Ryszard Kapuściński accused of fiction-writing

He has been voted the greatest journalist of the 20th century. In an unparalleled career, Ryszard Kapuściński transformed the humble job of reporting into a literary art, chronicling the wars, coups and bloody revolutions that shook Africa and Latin America in the 1960s and 70s.

But a new book claims that the legendary Polish journalist, who died three years ago aged 74, repeatedly crossed the boundary between reportage and fiction-writing – or, to put it less politely, made stuff up.

In a 600-page biography of the writer published in Poland yesterday, Artur Domoslawski says Kapuściński often strayed from the strict rules of "Anglo-Saxon journalism". He was often inaccurate with details, claiming to have witnessed events he was not present at. On other occasions, Kapuściński invented images to suit his story, departing from reality in the interests of a superior aesthetic truth, Domoslawski claims.
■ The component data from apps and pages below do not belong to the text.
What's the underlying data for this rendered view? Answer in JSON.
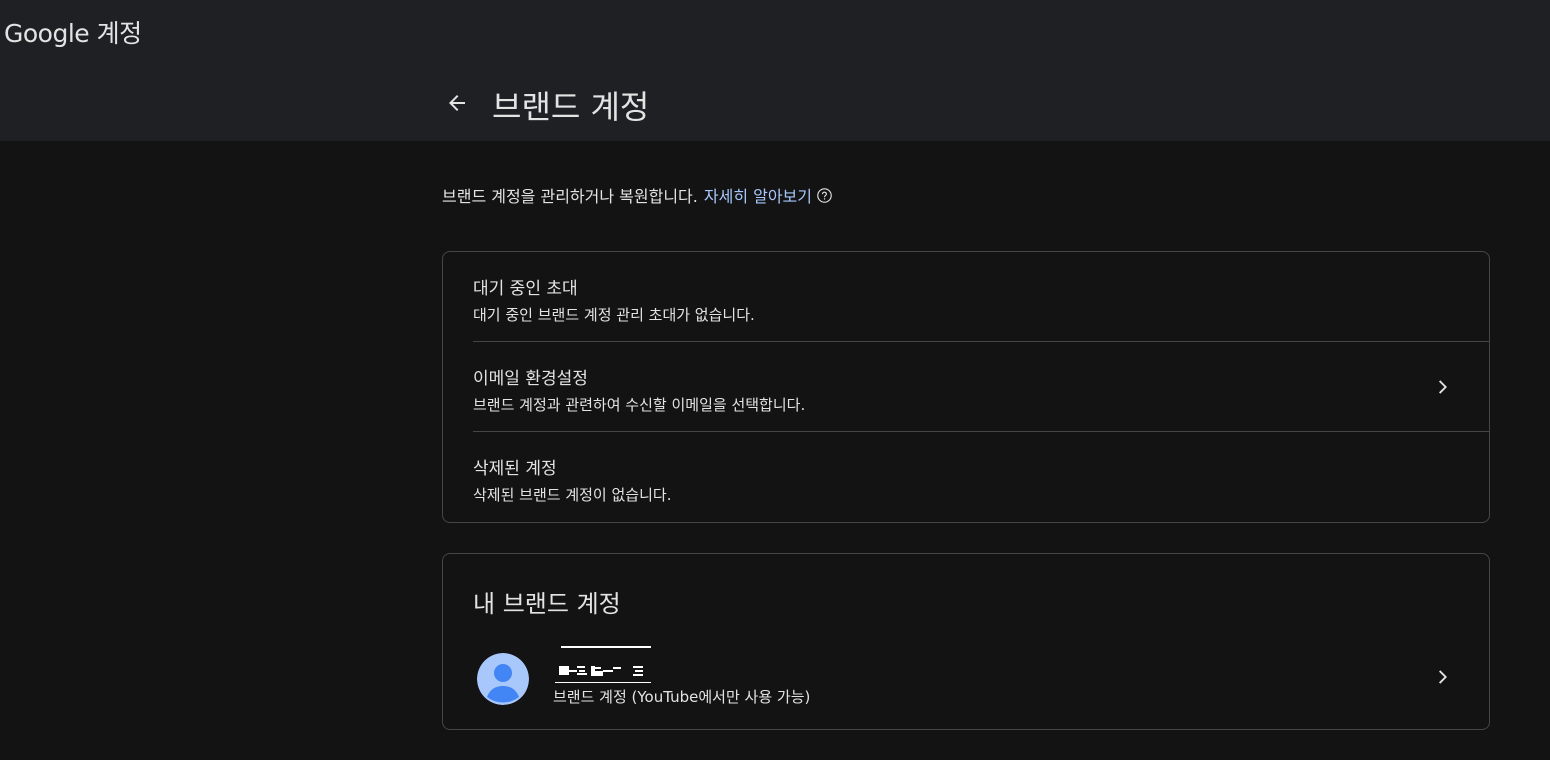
{
  "header": {
    "logo_text": "Google 계정",
    "page_title": "브랜드 계정"
  },
  "intro": {
    "text": "브랜드 계정을 관리하거나 복원합니다.",
    "link_text": "자세히 알아보기"
  },
  "settings": [
    {
      "title": "대기 중인 초대",
      "subtitle": "대기 중인 브랜드 계정 관리 초대가 없습니다."
    },
    {
      "title": "이메일 환경설정",
      "subtitle": "브랜드 계정과 관련하여 수신할 이메일을 선택합니다."
    },
    {
      "title": "삭제된 계정",
      "subtitle": "삭제된 브랜드 계정이 없습니다."
    }
  ],
  "my_brand_accounts": {
    "title": "내 브랜드 계정",
    "accounts": [
      {
        "subtitle": "브랜드 계정 (YouTube에서만 사용 가능)"
      }
    ]
  },
  "colors": {
    "background": "#131314",
    "header_background": "#1f2023",
    "text": "#e3e3e3",
    "link": "#a8c7fa",
    "border": "#444746",
    "avatar_bg": "#a8c7fa",
    "avatar_fg": "#4285f4"
  },
  "icons": {
    "back": "arrow-back-icon",
    "help": "help-circle-icon",
    "chevron": "chevron-right-icon",
    "avatar": "person-avatar-icon"
  }
}
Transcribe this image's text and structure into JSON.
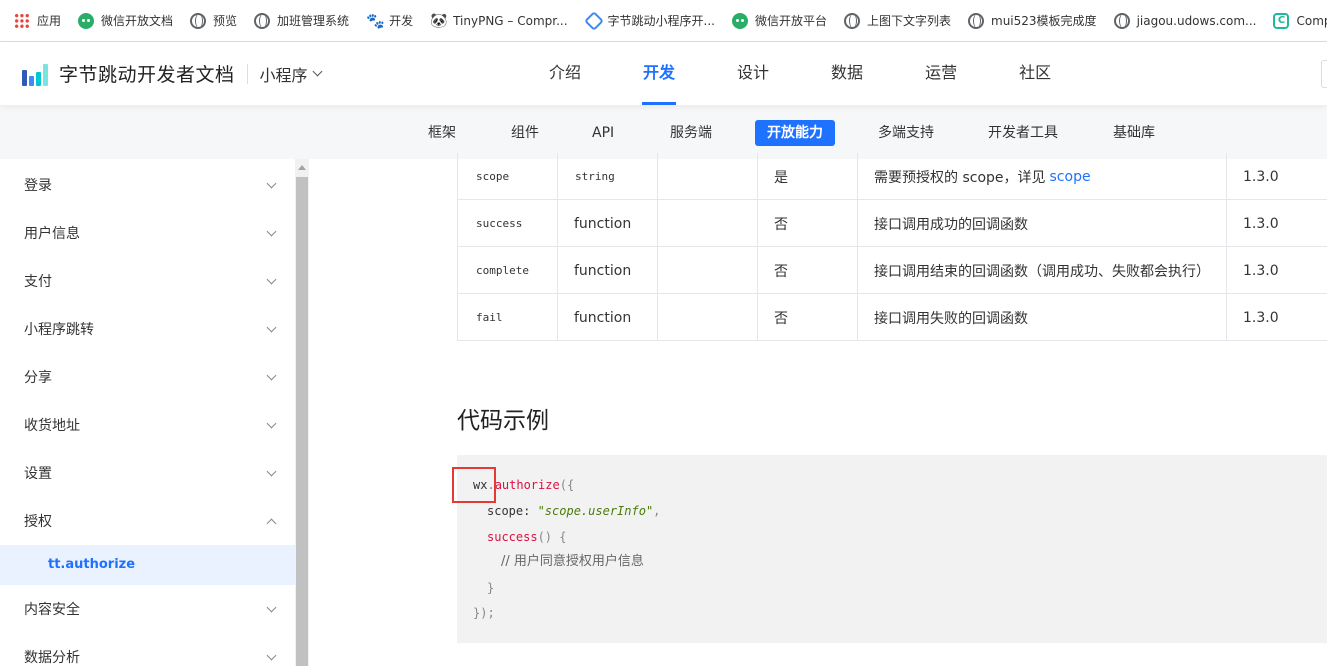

Domoslawski told the Guardian: "Sometimes the literary idea conquered him. In one passage, for example, he writes that the fish in Lake Victoria in Uganda had grown big from feasting on people killed by Idi Amin. It's a colourful and terrifying metaphor. In fact, the fish got larger after eating smaller fish from the Nile."

He added: "Kapuściński was experimenting in journalism. He wasn't aware he had crossed the line between journalism and literature. I still think his books are wonderful and precious. But ultimately, they belong to fiction."

On another occasion, the writer reported vividly on a massacre in Mexico in 1968. Although he was travelling in Latin America at the time, Kapuściński did not witness it, despite asserting "I was there", Domoslawski alleges.

The biographer, a correspondent with Gazeta Wyborcza, Poland's largest paper, said he did not want to debunk Kapuściński, whom he described as "my mentor". Instead, he said, he sought to start a debate over the relationship between truth and fiction, a biographer and his subject, and how far modern Poland remained haunted by its communist past.

"I think my book is fair. The strange thing is I was writing with sympathy about Kapuściński. I wrote it with big empathy," he said. Kapuściński's widow's, Alicja, however, has violently objected to the biography ...............


Re: Poland's Ryszard Kapuściński accused of fiction-writing

When I first saw Wajda’s Bez Znieczulenia in 1979 I was unaware of Kapuściński but the natives all understood that the character of Jerzy Michalowski was modeled on him. Apparently Agnieszka Holland and Andrzej Wajda were looking for a strong protagonist to be screwed by the system. After 30 years the film still haunts.